Senator Russ Feingold (Wisconsin) argued against the bill, and provided some interesting numbers for consideration:
"The Congressional Budget Office estimates that enactment will increase direct spending by $2.2 billion between 2006 and 2010 and by $1.6 billion between 2006 and 2015. Additionally, the CBO and the Joint Committee on Taxation estimate that this bill will reduce revenues by $7.9 billion between 2005 and 2010 and by $12.3 billion from 2005-2015. Plus, on top of the direct spending, the conference report authorizes more than $66 billion in federal spending, according to the watchdog groups National Taxpayers Union, Taxpayers for Common Sense, and Citizens Against Government Waste."
If the purpose of the "energy bill" is to reduce dependence on "foreign" oil and develop sustainable fuel practices, then it is a major disaster. Big energy wins pretty much across the board, (but oil companies also did not win protection from MTBE suits). However, doing those things would require changes beyond the energy bill. Two issues are important hear. First is the reality of what happens to oil pumped in the U.S., and second the strategy of energy control.
Oil that is pumped in the United States does not go to the United States. It goes into the global oil "pot." The U.S. then purchases back out of the "pot." It is a similar arrangement to the national power grid system. Therefore, U.S. oil does not reduce our dependence on "foreign" oil as it is all "foreign" oil. The energy grid essentially works the same way. Power generated goes into the grid and consumers by back from the grid. So much for energy (or oil) independence.
The second issue is the larger issue. Big oil (and energy companies) are not getting their way simply because of legislators paying back PAC donations. The real threat of alternative energy is if it gets in the hands of the people. Then the people are free of the control and influence of the corporate elite. Way back in the 1970's some brilliant person noted that solar power wouldn't get funded because you couldn't put a meter on the sun. Money that is going into "alternative" energy is largely going to the "big boys." The funding allows them to maintain a hegemony on energy. Since we are dependent on that energy, we remain dependent on them. Energy alternatives in the hands of the people presents a major threat to that hegemony.
This is why big money goes to energy companies (including agricultural companies for producing ethanol), and into "nuclear energy" (which is supposed to save us). The emphasis is definitely on shifting our energy "security" into the deep pockets, and further and further away from the hands of the people. That is also why conservation is downplayed as any kind of solution to our problems. IT is kind of like creating a debt situation.

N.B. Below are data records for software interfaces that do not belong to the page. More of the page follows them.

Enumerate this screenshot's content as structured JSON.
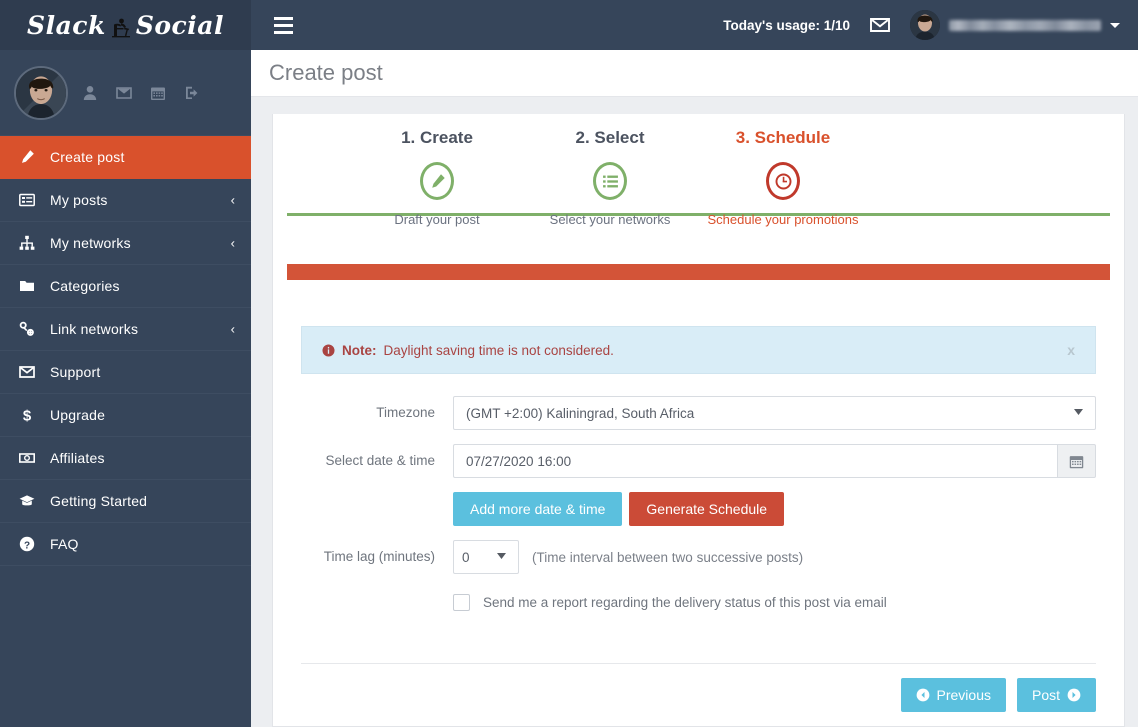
{
  "brand": {
    "name_part1": "Slack",
    "name_part2": "Social",
    "chair_icon": "person-in-chair-icon"
  },
  "sidebar": {
    "profile_icons": [
      {
        "name": "user-icon"
      },
      {
        "name": "envelope-icon"
      },
      {
        "name": "calendar-icon"
      },
      {
        "name": "sign-out-icon"
      }
    ],
    "items": [
      {
        "label": "Create post",
        "icon": "pencil-icon",
        "active": true,
        "caret": ""
      },
      {
        "label": "My posts",
        "icon": "list-alt-icon",
        "active": false,
        "caret": "‹"
      },
      {
        "label": "My networks",
        "icon": "sitemap-icon",
        "active": false,
        "caret": "‹"
      },
      {
        "label": "Categories",
        "icon": "folder-icon",
        "active": false,
        "caret": ""
      },
      {
        "label": "Link networks",
        "icon": "link-icon",
        "active": false,
        "caret": "‹"
      },
      {
        "label": "Support",
        "icon": "envelope-icon",
        "active": false,
        "caret": ""
      },
      {
        "label": "Upgrade",
        "icon": "dollar-icon",
        "active": false,
        "caret": ""
      },
      {
        "label": "Affiliates",
        "icon": "money-icon",
        "active": false,
        "caret": ""
      },
      {
        "label": "Getting Started",
        "icon": "graduation-cap-icon",
        "active": false,
        "caret": ""
      },
      {
        "label": "FAQ",
        "icon": "question-circle-icon",
        "active": false,
        "caret": ""
      }
    ]
  },
  "topbar": {
    "menu_toggle": "hamburger-icon",
    "usage_label": "Today's usage: 1/10",
    "mail_icon": "envelope-icon",
    "username": "",
    "caret": "chevron-down-icon"
  },
  "page": {
    "title": "Create post"
  },
  "wizard": {
    "steps": [
      {
        "title": "1. Create",
        "sub": "Draft your post",
        "icon": "pencil-icon",
        "state": "done"
      },
      {
        "title": "2. Select",
        "sub": "Select your networks",
        "icon": "list-icon",
        "state": "done"
      },
      {
        "title": "3. Schedule",
        "sub": "Schedule your promotions",
        "icon": "clock-icon",
        "state": "current"
      }
    ]
  },
  "progress": {
    "percent": 100,
    "color": "#d35438"
  },
  "alert": {
    "icon": "info-circle-icon",
    "strong": "Note:",
    "text": " Daylight saving time is not considered.",
    "close_label": "x"
  },
  "form": {
    "timezone": {
      "label": "Timezone",
      "value": "(GMT +2:00) Kaliningrad, South Africa"
    },
    "datetime": {
      "label": "Select date & time",
      "value": "07/27/2020 16:00",
      "calendar_icon": "calendar-icon"
    },
    "buttons": {
      "add_more": "Add more date & time",
      "generate": "Generate Schedule"
    },
    "timelag": {
      "label": "Time lag (minutes)",
      "value": "0",
      "hint": "(Time interval between two successive posts)"
    },
    "report_checkbox": {
      "label": "Send me a report regarding the delivery status of this post via email",
      "checked": false
    }
  },
  "footer": {
    "previous": "Previous",
    "post": "Post",
    "prev_icon": "chevron-left-circle-icon",
    "post_icon": "chevron-right-circle-icon"
  }
}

Consumers are told to spend spend spend, and to do so, borrow borrow borrow. Then one's economic power is in the hands of creditors. Likewise, if you can get people to consume more energy (oil, gas, and electric) than we can produce on our own (or collectively) then our survival is essentially in their hands. This is also true in the most critical areas of our lives - water and food.

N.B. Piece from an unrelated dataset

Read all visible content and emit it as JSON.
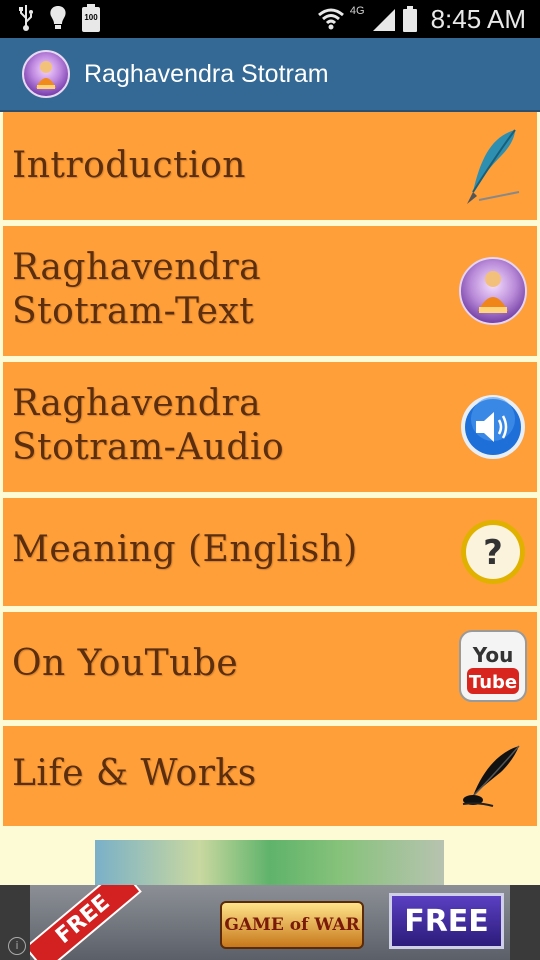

When the control of basic survival is beyond the control of the people, you control the people.
I am an award-winning journalist and columnist who recently announced the "Ruminations on America" project. I'm looking for essays from coast to coast that encompass all perspectives on the current state of the union and true American core values. The guidelines are available on my blog, Ruminations on America
Posted by: Rita J. King at July 30, 2005 11:10 AM

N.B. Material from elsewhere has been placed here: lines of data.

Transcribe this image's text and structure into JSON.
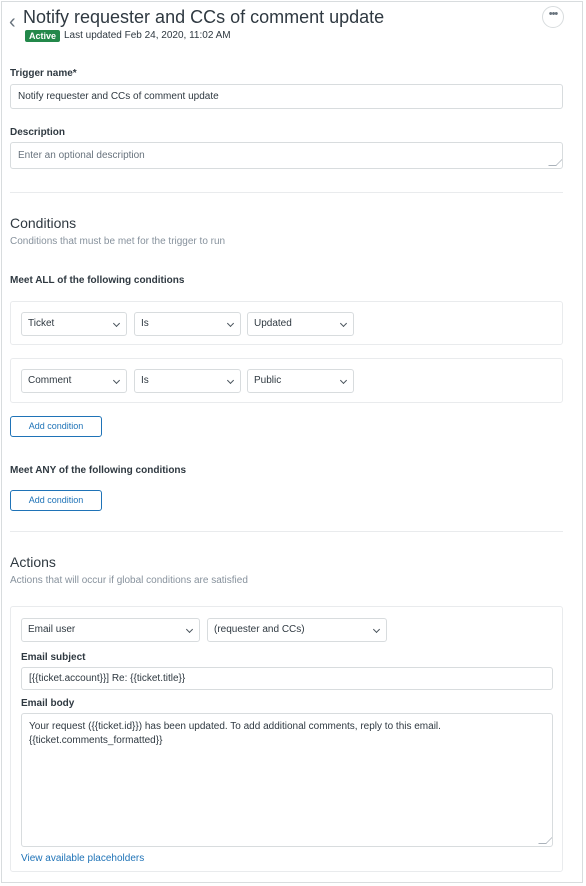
{
  "header": {
    "title": "Notify requester and CCs of comment update",
    "status_badge": "Active",
    "last_updated": "Last updated Feb 24, 2020, 11:02 AM"
  },
  "trigger_name": {
    "label": "Trigger name*",
    "value": "Notify requester and CCs of comment update"
  },
  "description": {
    "label": "Description",
    "placeholder": "Enter an optional description"
  },
  "conditions": {
    "heading": "Conditions",
    "subtitle": "Conditions that must be met for the trigger to run",
    "all_label": "Meet ALL of the following conditions",
    "all_rows": [
      {
        "field": "Ticket",
        "operator": "Is",
        "value": "Updated"
      },
      {
        "field": "Comment",
        "operator": "Is",
        "value": "Public"
      }
    ],
    "add_all_label": "Add condition",
    "any_label": "Meet ANY of the following conditions",
    "add_any_label": "Add condition"
  },
  "actions": {
    "heading": "Actions",
    "subtitle": "Actions that will occur if global conditions are satisfied",
    "action_type": "Email user",
    "recipient": "(requester and CCs)",
    "subject_label": "Email subject",
    "subject_value": "[{{ticket.account}}] Re: {{ticket.title}}",
    "body_label": "Email body",
    "body_value": "Your request ({{ticket.id}}) has been updated. To add additional comments, reply to this email. {{ticket.comments_formatted}}",
    "placeholders_link": "View available placeholders"
  },
  "colors": {
    "accent": "#1f73b7",
    "active_badge": "#23884a",
    "border": "#d8dcde"
  }
}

I was so distressed to see that this energy bill passed, despite avid lobbying against it by nearly every organization near and dear to my heart.
I guess the corporate stranglehold and ostrich (head in the sand) mentality of a good portion of Americans prevails again.
I am disheartened ...
Posted by: Pamela at July 30, 2005 4:34 PM